University of California, Riverside (UCR) researchers have developed transgenic mosquitoes that stably express the Cas9 enzyme in their germline.
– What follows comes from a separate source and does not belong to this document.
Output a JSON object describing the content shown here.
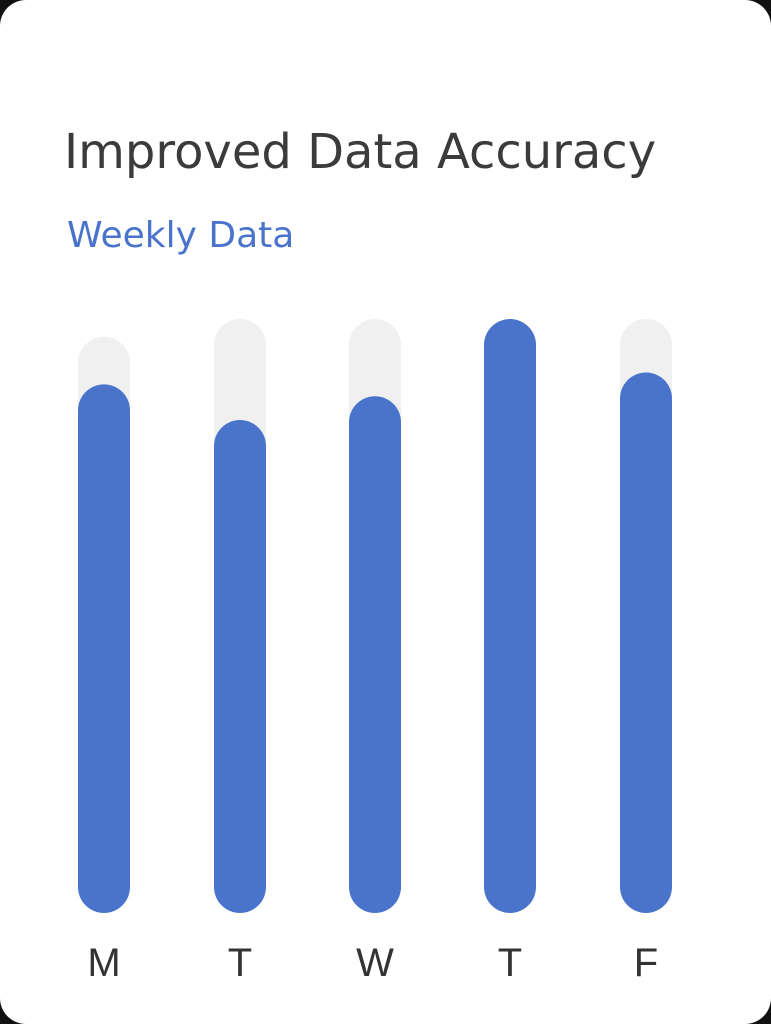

Cas9 enables the use of the CRISPR gene editing tool to make efficient, targeted changes to the mosquitoes' DNA.

 

The researchers used CRISPR to disrupt cuticle, wing, and eye development, producing completely yellow, three-eyed and wingless mosquitoes. Their long-term goal is to use Cas9-expressing mosquitoes together with gene drives to insert and spread genes that suppress the insects while avoiding the resistance that evolution would typically favor. Aedes aegypti are major carriers of dengue, chikungunya, yellow fever, and zika viruses, and are rapidly becoming resistant to commonly used pesticides.

 

The study was led by Omar Akbari, assistant professor of entomology in UCR's College of Natural and Agricultural Sciences. He said these strains represent the first step towards using gene drive systems to control mosquito populations and reduce the diseases they spread.

 

For more details, read UCR Today.